We all know people who are “searching.” They are looking for something, but they don’t know what. There are no clear goals and they don’t know how they are going to find what they are looking for. Searching, as compared to seeking, feels aimless. In the article “Strategies for Accentuating Hope,” Lopez, Snyder et. al. (2004) explain that hope is a reflection of three different capacities, namely our ability to set goals and then find our own agency and pathways to achieve the goals we have set for ourselves. What I noticed about my friend is that although he doesn’t know where his goals will lead him, he has set clear goals and has found the agency thinking (belief in himself that he can do it) and pathway thinking (the ways and things he is going to have to do to make it happen) to achieve these goals. As a result, the label “seeker” seemed to fit the adventure he was about to undertake. By comparison, the people I have met who are searching do not know their goals, and they are fuzzy on their agency and pathway thinking. Searchers expect that the thing they are looking for will come to them, and they do not actively set about in a process to seek it out and find it.

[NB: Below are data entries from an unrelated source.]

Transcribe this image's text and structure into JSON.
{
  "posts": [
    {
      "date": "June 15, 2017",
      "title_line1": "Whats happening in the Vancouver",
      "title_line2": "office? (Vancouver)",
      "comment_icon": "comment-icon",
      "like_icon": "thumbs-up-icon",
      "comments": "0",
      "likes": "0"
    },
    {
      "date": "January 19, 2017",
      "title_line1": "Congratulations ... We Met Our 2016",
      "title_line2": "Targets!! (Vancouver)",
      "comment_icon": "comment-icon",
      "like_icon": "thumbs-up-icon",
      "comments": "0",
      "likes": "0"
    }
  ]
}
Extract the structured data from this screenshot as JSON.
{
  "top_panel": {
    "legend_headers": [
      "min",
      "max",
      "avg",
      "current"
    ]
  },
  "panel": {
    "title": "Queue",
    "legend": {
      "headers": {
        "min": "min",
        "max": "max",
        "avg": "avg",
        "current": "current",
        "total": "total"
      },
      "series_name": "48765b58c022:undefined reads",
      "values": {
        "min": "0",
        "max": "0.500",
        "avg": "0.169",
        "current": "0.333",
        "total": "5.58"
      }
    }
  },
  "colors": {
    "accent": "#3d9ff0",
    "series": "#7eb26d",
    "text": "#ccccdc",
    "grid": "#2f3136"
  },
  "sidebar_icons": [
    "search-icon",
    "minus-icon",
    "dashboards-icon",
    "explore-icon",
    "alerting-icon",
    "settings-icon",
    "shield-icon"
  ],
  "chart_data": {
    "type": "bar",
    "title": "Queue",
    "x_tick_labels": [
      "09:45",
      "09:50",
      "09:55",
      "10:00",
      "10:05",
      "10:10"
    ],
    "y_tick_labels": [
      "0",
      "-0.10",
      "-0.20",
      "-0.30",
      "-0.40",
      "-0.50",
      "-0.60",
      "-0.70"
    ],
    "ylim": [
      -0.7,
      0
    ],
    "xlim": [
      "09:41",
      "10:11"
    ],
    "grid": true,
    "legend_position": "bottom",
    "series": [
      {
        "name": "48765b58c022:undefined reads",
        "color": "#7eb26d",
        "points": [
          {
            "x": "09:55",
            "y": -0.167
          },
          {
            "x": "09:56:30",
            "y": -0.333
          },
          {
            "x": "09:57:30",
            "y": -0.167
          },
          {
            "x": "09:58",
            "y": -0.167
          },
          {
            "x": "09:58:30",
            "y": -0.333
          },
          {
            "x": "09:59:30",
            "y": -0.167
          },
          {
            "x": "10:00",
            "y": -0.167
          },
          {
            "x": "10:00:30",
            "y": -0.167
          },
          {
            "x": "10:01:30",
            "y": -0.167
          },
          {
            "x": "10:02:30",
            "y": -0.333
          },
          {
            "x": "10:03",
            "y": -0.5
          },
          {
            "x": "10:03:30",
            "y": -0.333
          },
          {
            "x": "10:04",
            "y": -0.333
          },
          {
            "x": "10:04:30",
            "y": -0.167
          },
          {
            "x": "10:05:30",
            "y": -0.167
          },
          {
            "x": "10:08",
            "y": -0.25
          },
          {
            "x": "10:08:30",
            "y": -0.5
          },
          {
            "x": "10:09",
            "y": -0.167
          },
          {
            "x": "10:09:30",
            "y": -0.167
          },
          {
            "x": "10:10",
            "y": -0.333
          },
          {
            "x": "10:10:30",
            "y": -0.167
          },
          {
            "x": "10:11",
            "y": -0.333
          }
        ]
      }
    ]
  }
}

It is important for positive psychologists and coaches to note the distinction between seekers and searchers. A seeker has already set the path for herself. She may need help motivating to follow the course, to reach the goals, to keep envisioning and acting upon her own agency and pathways, but there is something already in her mind that she wants to achieve. A searcher, however, needs more help and clarification. Searchers have to be supported to help find their goals in the first place. They need to find the thing that will provide motivation and propel them forward. This will require a more in-depth examination of values and wants, learning what makes the person tick and what gives his life meaning. Here you are indeed helping a person find hope because you are aiding him in the process of naming and defining the goals that will give him a course of action. Once these things are identified, the searcher becomes the seeker, and you can move towards helping him find the ways and means to achieve the goals that he has set.
Ben-Shahar, T. (2007). Happier: Learn the Secrets to Daily Joy and Lasting Fulfillment. McGraw-Hill Professional.
Lopez, S. J., Snyder, C. R., Magyar-Moe, J. L., Edwards, L., Pedrotti, J. T. Janowski, K., Turner, J. L., & Pressgrove, C. (2004). Strategies for accentuating hope. In P. A. Linley & S. Joseph (Eds.). Positive Psychology in Practice. pp. 388-404. New York: John Wiley & Sons.